He addressed the soldiers, assuring them that their concerns would be addressed.
Two other protests in Durban and Cape Town followed in 1995.
The majority of the protesters also returned to their bases after an address by Mandela. Those who didn’t were either discharged or taken to the military court, known as the court martial.
Watch report on the soldiers’ long walk to the Union Buildings:
The 9 September 1994 protest had come amid simmering tensions on camp.
In August, APLA cadres had expressed dissatisfaction with the SADF’s dominance in the country’s new army.
The soldiers also complained about the integration system being slow and the demotion of some of their leaders.
Former MK and APLA soldiers received lower salaries and ranks compared to their white counterparts from the former SADF due to their training and competence.
Qualifications were needed for them to qualify for leadership ranks and most of the liberation movement soldiers didn’t have matric as some had skipped the country in their youth escaping the brutality of the apartheid government, which constantly hunted down, harassed, tortured and brutally killed activists.
In addition, former non-statutory soldiers initially didn’t have uniforms and were not provided with pensions as had previously been promised.
Watch APLA soldiers expressing their concerns:
SANDF leaders felt the soldiers had had high expectations and needed time to adjust to their new life.
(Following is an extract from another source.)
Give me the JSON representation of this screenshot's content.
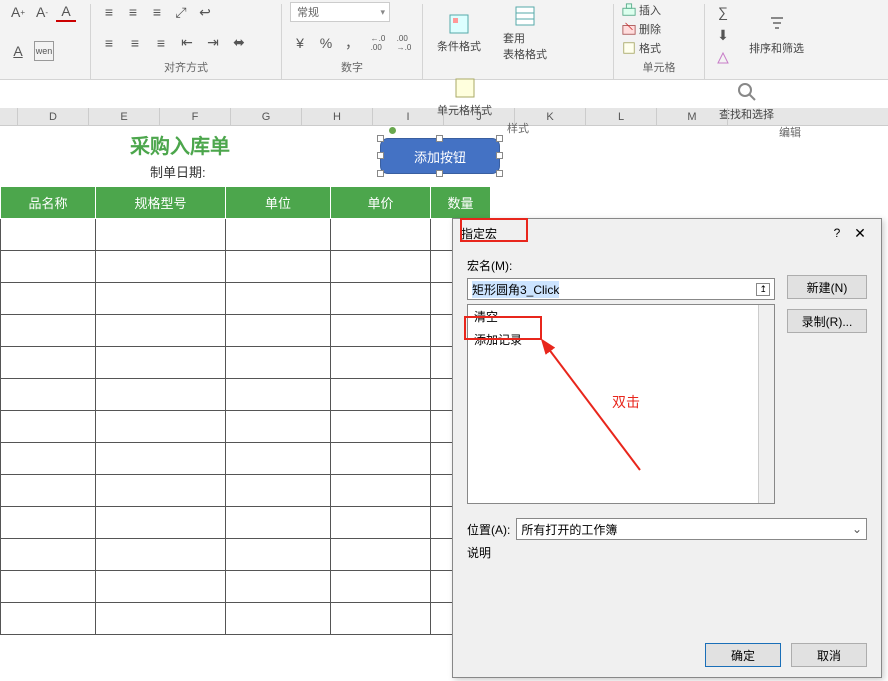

“The troops are at the moment receiving daily allowance not salaries. They are also comparing two different forces and they don’t understand the process,” said former SANDF Commander Major-General Wiliam Nkonyeni.
In April 1995, the military began a demobilisation process, allowing former MK and APLA fighters who did not want to be in the army or couldn’t serve due to physical challenges to stand down voluntarily.
Parliament also passed the Demobilisation Act the following year, which extended the demobilisation to older SANDF members who either couldn’t continue serving due to age or health reasons.